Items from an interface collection
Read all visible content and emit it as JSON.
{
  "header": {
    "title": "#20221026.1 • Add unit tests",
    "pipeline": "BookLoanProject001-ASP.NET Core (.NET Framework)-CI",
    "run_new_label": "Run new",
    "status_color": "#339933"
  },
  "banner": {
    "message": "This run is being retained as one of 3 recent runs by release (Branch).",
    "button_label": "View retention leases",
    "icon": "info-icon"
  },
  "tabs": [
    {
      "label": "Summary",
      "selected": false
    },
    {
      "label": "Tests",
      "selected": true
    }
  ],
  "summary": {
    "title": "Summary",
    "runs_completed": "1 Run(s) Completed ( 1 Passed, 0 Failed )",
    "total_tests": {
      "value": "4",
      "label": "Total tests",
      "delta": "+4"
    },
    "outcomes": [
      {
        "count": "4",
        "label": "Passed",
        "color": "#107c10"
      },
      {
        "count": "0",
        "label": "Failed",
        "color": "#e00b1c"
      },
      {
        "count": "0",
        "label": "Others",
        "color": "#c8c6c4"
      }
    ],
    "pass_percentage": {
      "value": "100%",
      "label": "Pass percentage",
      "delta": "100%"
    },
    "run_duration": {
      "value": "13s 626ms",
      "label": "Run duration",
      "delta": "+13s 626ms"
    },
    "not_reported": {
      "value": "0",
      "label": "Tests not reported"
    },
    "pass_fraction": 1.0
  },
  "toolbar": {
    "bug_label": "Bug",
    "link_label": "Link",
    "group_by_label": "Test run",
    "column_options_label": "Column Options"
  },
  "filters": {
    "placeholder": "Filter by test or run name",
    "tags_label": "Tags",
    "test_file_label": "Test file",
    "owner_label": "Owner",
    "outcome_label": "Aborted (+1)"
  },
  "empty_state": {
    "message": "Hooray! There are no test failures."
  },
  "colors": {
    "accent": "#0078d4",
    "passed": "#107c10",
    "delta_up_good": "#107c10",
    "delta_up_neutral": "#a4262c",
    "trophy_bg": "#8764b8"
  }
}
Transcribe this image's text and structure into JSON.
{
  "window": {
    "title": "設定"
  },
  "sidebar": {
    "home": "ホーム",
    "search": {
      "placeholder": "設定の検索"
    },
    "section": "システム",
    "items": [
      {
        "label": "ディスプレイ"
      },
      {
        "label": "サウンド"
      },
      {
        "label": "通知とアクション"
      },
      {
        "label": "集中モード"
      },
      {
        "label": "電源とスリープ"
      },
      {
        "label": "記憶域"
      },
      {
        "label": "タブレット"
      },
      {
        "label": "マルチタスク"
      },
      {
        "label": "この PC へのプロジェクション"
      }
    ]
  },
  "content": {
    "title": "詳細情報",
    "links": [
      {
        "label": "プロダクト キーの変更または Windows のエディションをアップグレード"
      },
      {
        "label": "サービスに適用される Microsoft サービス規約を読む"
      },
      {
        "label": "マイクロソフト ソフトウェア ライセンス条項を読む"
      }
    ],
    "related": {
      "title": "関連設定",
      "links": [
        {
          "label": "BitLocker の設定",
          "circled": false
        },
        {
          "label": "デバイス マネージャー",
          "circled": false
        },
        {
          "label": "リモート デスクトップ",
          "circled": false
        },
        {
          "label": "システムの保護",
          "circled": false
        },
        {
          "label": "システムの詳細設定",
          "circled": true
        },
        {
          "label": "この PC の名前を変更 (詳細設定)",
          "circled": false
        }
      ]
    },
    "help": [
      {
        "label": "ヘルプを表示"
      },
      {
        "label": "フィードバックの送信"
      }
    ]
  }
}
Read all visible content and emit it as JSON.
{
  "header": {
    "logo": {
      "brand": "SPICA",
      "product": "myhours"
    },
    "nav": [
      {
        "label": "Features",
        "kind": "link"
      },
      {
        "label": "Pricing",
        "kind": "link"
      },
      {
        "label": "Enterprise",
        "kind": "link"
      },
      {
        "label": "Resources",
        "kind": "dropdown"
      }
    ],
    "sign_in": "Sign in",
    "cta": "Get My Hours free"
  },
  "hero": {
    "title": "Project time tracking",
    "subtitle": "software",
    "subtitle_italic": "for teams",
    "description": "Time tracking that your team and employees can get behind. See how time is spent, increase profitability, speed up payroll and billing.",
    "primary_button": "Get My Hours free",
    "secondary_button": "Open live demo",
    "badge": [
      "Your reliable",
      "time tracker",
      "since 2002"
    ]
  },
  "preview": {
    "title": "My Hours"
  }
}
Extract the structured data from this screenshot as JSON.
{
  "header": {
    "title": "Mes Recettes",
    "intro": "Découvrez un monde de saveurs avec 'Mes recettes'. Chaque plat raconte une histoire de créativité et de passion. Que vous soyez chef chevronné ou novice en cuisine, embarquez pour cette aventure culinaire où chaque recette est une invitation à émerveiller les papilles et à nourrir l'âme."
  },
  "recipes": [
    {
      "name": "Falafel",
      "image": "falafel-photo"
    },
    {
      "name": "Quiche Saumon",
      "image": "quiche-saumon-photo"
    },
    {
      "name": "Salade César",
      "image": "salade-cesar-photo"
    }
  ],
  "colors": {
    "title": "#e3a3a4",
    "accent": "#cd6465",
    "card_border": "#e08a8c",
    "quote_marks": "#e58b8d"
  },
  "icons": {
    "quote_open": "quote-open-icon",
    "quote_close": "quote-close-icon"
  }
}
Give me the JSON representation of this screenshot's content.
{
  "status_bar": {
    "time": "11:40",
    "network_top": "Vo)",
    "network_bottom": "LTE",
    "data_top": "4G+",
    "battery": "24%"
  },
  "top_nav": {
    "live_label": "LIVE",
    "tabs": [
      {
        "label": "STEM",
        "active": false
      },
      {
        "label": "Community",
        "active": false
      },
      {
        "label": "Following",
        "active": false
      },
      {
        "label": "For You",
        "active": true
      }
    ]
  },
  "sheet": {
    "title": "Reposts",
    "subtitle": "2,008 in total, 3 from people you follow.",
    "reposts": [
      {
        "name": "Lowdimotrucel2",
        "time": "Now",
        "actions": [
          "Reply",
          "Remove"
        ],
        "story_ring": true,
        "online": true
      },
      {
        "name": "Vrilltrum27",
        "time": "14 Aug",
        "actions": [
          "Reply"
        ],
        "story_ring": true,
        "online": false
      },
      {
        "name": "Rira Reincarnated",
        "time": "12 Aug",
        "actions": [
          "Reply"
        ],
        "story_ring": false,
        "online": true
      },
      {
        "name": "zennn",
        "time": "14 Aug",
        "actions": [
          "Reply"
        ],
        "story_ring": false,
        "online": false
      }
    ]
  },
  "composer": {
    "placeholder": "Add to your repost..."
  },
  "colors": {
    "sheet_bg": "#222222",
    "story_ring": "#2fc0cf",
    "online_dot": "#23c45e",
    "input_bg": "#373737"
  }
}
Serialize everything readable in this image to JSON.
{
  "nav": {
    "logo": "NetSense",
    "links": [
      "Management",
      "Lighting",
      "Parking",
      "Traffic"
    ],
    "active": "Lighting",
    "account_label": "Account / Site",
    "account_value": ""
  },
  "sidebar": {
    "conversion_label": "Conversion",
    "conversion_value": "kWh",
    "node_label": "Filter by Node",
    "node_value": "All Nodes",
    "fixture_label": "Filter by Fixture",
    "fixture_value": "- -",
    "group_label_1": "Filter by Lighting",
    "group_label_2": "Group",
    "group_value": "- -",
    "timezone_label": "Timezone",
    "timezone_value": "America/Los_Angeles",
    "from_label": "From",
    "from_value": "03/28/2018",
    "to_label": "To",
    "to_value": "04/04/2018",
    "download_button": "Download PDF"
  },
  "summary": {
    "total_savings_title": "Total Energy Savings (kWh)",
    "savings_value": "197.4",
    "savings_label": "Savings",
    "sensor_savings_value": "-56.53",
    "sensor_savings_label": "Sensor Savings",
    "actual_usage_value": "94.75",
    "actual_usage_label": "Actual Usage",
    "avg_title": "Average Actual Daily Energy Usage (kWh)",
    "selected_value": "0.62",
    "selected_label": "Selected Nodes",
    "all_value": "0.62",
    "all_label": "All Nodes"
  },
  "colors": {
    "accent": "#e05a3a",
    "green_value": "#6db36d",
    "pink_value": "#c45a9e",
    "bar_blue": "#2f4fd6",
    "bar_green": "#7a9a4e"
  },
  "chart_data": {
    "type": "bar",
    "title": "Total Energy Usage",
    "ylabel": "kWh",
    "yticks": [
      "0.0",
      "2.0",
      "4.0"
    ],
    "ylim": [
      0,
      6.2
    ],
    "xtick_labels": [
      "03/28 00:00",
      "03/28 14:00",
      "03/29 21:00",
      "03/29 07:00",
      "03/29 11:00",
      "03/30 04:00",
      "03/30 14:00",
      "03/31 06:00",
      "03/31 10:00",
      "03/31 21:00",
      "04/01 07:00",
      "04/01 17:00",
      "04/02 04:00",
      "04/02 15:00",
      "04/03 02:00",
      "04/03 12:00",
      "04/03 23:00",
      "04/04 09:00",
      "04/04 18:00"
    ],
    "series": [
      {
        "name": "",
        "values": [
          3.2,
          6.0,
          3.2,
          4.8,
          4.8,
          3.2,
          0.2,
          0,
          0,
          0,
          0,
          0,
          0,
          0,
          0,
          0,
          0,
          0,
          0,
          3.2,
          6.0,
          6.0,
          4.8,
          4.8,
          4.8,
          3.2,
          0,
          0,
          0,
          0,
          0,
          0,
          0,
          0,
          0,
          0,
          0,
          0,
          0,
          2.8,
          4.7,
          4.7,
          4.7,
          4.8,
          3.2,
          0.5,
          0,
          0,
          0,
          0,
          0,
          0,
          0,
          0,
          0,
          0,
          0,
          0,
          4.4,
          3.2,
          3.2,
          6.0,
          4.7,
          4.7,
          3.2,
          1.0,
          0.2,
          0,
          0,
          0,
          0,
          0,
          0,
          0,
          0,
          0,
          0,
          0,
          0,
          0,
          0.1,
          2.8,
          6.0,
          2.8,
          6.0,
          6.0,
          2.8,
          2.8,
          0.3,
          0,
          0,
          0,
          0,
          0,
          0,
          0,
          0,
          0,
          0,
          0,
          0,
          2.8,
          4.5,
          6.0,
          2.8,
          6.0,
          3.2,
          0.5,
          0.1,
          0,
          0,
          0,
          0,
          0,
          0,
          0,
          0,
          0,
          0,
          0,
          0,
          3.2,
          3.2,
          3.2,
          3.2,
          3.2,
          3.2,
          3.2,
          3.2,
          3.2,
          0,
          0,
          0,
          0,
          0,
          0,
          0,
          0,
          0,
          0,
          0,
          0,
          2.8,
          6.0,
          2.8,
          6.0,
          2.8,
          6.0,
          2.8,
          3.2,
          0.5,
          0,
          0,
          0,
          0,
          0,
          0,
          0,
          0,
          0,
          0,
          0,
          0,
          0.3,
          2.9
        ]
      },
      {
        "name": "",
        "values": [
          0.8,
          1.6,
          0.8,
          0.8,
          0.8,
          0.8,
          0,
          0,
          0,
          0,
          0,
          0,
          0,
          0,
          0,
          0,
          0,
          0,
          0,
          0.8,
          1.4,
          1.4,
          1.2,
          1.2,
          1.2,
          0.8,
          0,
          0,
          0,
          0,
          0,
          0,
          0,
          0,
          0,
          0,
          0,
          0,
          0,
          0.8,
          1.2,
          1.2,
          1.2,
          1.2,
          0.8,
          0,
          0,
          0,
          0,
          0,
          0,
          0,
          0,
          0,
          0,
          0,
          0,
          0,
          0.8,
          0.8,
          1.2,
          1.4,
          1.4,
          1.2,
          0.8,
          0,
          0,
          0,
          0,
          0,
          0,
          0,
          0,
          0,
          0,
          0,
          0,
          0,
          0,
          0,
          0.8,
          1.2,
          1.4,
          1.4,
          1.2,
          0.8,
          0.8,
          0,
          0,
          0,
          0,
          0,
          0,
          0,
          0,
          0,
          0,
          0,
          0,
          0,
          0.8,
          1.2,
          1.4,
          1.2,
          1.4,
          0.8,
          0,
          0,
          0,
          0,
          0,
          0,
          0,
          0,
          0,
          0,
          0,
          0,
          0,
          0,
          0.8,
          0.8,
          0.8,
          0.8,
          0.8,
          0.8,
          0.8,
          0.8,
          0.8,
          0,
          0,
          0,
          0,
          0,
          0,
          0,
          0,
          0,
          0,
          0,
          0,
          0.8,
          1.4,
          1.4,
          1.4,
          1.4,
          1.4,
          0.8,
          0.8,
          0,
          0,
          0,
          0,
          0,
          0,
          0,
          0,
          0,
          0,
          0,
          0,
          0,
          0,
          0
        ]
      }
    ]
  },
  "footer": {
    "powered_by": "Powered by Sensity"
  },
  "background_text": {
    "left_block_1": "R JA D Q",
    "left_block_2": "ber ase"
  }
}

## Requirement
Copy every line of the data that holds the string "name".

## Response for this exercise
    "placeholder": "Filter by test or run name",
      "name": "Falafel",
      "name": "Quiche Saumon",
      "name": "Salade César",
        "name": "Lowdimotrucel2",
        "name": "Vrilltrum27",
        "name": "Rira Reincarnated",
        "name": "zennn",
        "name": "",
        "name": "",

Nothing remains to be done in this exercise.